--- RECORDS FOR PROCESSING Enclosed Below ---
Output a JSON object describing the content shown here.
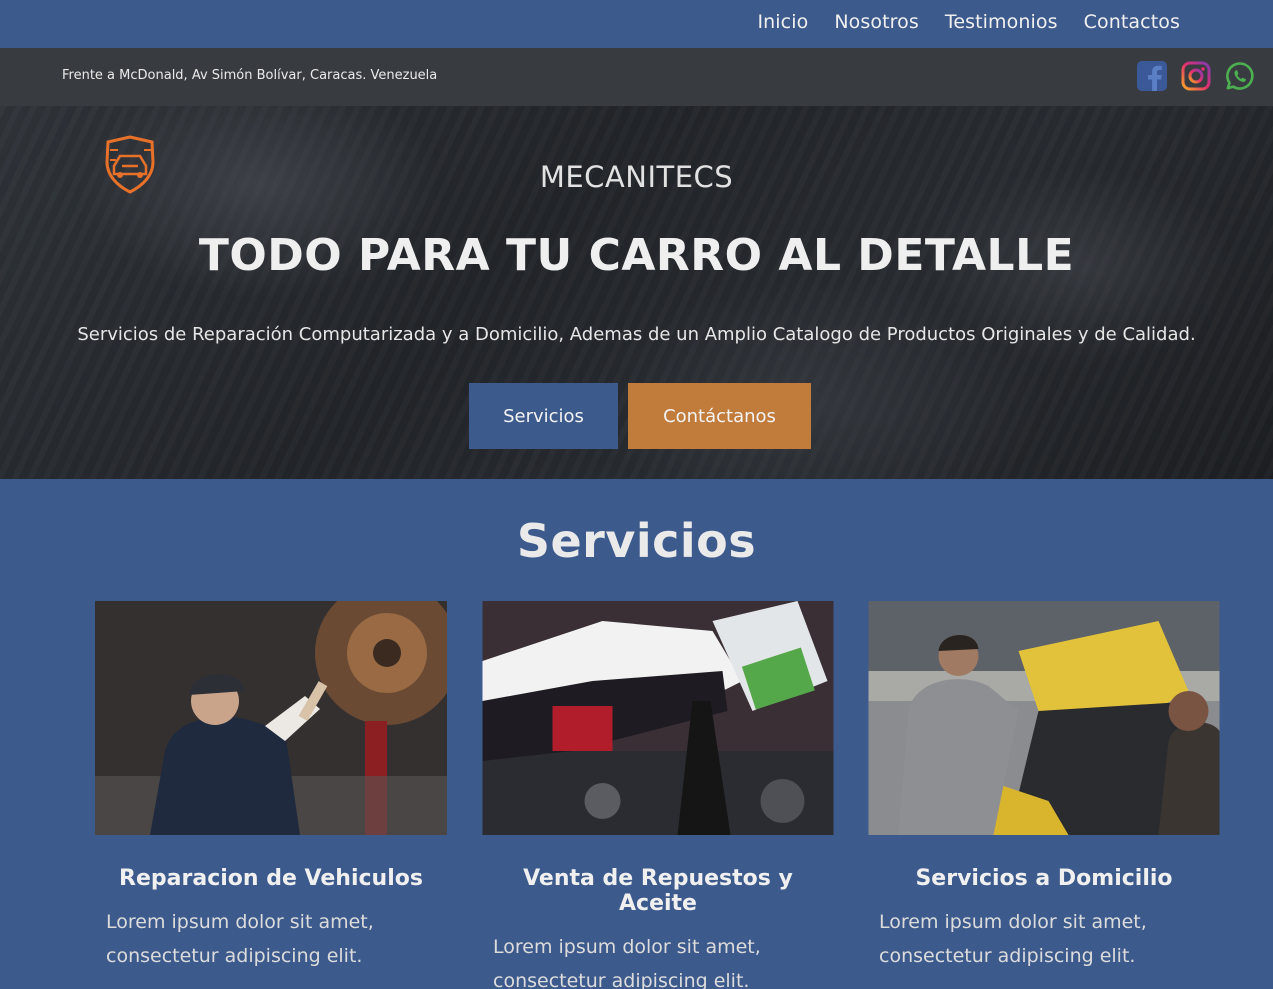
{
  "nav": {
    "items": [
      {
        "label": "Inicio"
      },
      {
        "label": "Nosotros"
      },
      {
        "label": "Testimonios"
      },
      {
        "label": "Contactos"
      }
    ]
  },
  "topbar": {
    "address": "Frente a McDonald, Av Simón Bolívar, Caracas. Venezuela",
    "socials": [
      {
        "icon": "facebook-icon",
        "color": "#3b5998"
      },
      {
        "icon": "instagram-icon",
        "color": "#e1306c"
      },
      {
        "icon": "whatsapp-icon",
        "color": "#4caf50"
      }
    ]
  },
  "hero": {
    "brand": "MECANITECS",
    "title": "TODO PARA TU CARRO AL DETALLE",
    "subtitle": "Servicios de Reparación Computarizada y a Domicilio, Ademas de un Amplio Catalogo de Productos Originales y de Calidad.",
    "btn_primary": "Servicios",
    "btn_secondary": "Contáctanos",
    "logo_icon": "shield-car-logo-icon"
  },
  "services": {
    "title": "Servicios",
    "cards": [
      {
        "title": "Reparacion de Vehiculos",
        "text": "Lorem ipsum dolor sit amet, consectetur adipiscing elit."
      },
      {
        "title": "Venta de Repuestos y Aceite",
        "text": "Lorem ipsum dolor sit amet, consectetur adipiscing elit."
      },
      {
        "title": "Servicios a Domicilio",
        "text": "Lorem ipsum dolor sit amet, consectetur adipiscing elit."
      }
    ]
  },
  "colors": {
    "primary": "#3d5a8c",
    "accent": "#c17c3c",
    "topbar": "#383c40",
    "logo": "#e8712a"
  }
}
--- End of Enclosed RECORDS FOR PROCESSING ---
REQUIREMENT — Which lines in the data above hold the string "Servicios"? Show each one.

TASK OUTPUT —
    "subtitle": "Servicios de Reparación Computarizada y a Domicilio, Ademas de un Amplio Catalogo de Productos Originales y de Calidad.",
    "btn_primary": "Servicios",
    "title": "Servicios",
        "title": "Servicios a Domicilio",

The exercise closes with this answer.